- Running: The accommodations are 5 blocks away from the main plaza. This area is closed to traffic and has a lot of hills, so students may find it good for training. Students will also have access to a track on which to train.
- Gym: Students will have access to a gym that is a 10-minute walk from the accommodations. The facility includes free weights, nautilus machines, treadmills and elliptical trainers. Students may also participate in group fitness classes at the gym.
- Attire: The weather can be very cold in Cusco and does not allow much for shorts or top tanks. When exercising outside, students should wear shorts that reach the knee. Students should plan to bring hiking boots and thermal layers for outdoor activities. When on the project sites, students should plan to wear jeans or long pants and GVI t-shirts or long sleeved shirts. When it is really sunny, sunburn is likely so sunscreen and long sleeves are recommended.
GVI staff will facilitate a regular schedule of reflection sessions. This can take the form of discussion topics, informal debates, or sharing thoughts on the day. The reflection sessions may also include written reflections, choosing a photo to represent their experiences of the day, or students posing a list of questions for further exploration. Reflection prompts may include various current events or challenges in Peru and Latin America, the UN Sustainable Development Goals related to GVI’s work, local cultural topics and/or other themes related to students’ experiences in Cusco.
Service projects usually run from Monday to Friday each week, and excursions and project planning activities occur on the weekends. Most evenings will be devoted to reflection sessions, guest speakers, and discussion of students’ experiences and observations. Enrichment activities organized by the program may include a visit to the Sacsaywaman Archeological Site, a Cusco city tour, visits to local communities to learn about traditional Andean textiles, medicine, pottery or cuisine, and a yoga lesson.
Spanish conversation lessons are included twice a week. A highlight of the program is a guided tour of Machu Picchu.
All students will receive a detailed field manual and reading list at least two weeks prior to the departure date. While staff in the field will also provide training on the skills required to complete their service project, students may benefit from learning more about local history, culture and customs before they travel.
Learn more about GVI Peru
- Lost City of the Incas by Hiram Bingham
- Cradle of Gold: The Story of Hiram Bingham, a Real-Life Indiana Jones, and the Search for Machu Picchu by Christopher Heaney[AGL1]
- Last Days of the Incas by Kim MacQuarrie, (2008)[AGL2]
- The Inca Trail, Cusco & Machu Picchu by Richard Danbury and Alexander Stewart
- The Conquest of the Incas by John Hemming
- Trail of Feathers: In Search of the Birdmen of Peru by Tahir Shah[AGL3]
- In Search of an Inca by Alberto Flores Galindo[AGL4]
- Deep Rivers by José María Arguedas, José María Arguedas’ third novel won the Peruvian National Culture Award in 1959[AGL5] .
- Death in the Andes by Nobel Prize Mario Vargas Llosa
- Aunt Julia and the Scriptwriter by Mario Vargas Llosa. “This 1977 romance tells the story of 18-year-old Mario, an aspiring writer, who falls in love with a 32-year-old divorcee.
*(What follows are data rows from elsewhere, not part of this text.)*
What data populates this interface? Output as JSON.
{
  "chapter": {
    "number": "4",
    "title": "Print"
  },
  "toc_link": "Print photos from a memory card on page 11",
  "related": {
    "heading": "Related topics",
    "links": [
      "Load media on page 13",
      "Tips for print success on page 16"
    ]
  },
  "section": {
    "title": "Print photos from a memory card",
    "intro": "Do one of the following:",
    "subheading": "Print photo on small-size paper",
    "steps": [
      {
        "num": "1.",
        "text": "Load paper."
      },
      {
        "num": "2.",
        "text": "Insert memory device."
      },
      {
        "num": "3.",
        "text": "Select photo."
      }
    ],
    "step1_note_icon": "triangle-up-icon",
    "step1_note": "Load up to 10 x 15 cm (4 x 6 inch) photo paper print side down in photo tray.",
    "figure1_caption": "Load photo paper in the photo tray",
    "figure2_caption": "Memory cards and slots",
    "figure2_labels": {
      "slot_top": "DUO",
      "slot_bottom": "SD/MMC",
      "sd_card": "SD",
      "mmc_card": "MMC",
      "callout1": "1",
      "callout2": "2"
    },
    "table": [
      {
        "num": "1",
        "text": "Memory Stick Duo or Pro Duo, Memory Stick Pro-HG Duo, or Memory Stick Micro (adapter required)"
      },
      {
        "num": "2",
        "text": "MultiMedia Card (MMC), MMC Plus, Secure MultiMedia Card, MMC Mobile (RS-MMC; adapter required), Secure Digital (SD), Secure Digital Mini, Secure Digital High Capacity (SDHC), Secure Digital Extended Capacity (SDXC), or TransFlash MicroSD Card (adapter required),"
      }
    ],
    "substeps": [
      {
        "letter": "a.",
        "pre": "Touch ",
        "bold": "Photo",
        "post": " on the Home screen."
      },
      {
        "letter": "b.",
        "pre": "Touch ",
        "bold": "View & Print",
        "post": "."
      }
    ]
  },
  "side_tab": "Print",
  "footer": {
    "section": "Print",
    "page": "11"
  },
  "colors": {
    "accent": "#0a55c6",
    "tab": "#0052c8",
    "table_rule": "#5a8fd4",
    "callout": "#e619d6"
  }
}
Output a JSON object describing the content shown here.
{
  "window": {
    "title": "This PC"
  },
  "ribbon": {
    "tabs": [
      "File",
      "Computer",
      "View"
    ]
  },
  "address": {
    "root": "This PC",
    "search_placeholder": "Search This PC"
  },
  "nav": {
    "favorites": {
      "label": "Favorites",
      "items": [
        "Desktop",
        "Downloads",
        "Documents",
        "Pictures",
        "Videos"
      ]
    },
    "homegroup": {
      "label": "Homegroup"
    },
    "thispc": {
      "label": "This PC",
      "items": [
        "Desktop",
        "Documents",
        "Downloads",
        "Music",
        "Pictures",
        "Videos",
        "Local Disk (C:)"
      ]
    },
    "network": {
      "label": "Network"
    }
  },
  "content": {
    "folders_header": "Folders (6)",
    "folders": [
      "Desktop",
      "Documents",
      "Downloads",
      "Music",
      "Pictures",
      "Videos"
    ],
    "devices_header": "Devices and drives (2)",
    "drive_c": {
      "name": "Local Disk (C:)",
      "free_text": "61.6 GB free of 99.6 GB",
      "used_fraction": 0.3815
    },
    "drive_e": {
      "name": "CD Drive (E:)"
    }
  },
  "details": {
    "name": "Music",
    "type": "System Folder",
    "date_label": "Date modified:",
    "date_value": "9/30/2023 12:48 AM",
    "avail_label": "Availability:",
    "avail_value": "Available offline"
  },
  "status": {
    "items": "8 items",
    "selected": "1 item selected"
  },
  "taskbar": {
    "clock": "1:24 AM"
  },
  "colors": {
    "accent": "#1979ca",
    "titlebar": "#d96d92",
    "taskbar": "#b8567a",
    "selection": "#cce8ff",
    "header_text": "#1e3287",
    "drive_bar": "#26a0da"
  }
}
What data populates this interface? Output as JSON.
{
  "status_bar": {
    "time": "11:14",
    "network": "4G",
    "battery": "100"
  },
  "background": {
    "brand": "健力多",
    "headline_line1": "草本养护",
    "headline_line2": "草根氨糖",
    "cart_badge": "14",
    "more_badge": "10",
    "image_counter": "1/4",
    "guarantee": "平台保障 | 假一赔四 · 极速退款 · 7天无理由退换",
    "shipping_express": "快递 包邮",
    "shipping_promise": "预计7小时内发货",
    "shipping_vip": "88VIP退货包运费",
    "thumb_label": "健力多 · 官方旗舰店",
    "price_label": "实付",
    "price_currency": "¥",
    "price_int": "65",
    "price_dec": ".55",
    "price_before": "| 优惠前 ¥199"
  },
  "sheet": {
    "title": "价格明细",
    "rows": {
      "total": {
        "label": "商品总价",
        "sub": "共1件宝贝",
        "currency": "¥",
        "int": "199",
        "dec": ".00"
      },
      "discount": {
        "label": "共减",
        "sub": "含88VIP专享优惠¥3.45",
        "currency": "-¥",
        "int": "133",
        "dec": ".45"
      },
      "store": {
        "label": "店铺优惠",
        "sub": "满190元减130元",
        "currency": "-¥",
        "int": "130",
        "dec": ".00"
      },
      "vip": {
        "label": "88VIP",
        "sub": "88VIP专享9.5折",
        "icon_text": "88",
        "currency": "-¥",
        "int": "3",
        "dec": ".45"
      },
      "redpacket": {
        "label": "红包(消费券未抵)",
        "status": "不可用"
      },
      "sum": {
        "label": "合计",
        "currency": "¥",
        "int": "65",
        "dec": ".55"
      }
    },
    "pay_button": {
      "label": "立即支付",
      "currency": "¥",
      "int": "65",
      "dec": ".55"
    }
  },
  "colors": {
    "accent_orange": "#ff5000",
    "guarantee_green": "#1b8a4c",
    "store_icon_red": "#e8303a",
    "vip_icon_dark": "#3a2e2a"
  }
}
It’s the seventh novel by Llosa, and is based on his own life experiences (his first wife, Julia Urquidi, was 10 years his senior). The book was adapted into the film Tune in Tomorrow (1990) starring Keanu Reeves and Barbara Falk.” Description from Bridget Gleeson’s recommendations of Books to Read Before Your Trip to Peru
- The Heights of Macchu Picchu by Pablo Neruda
- Turn Right at Machu Picchu by Mark Adams
- A Hundred Years of Solitude by Gabriel García Márquez
Social & Economic Facts
Days can be long and tiring especially given the high altitude in which Cusco is located.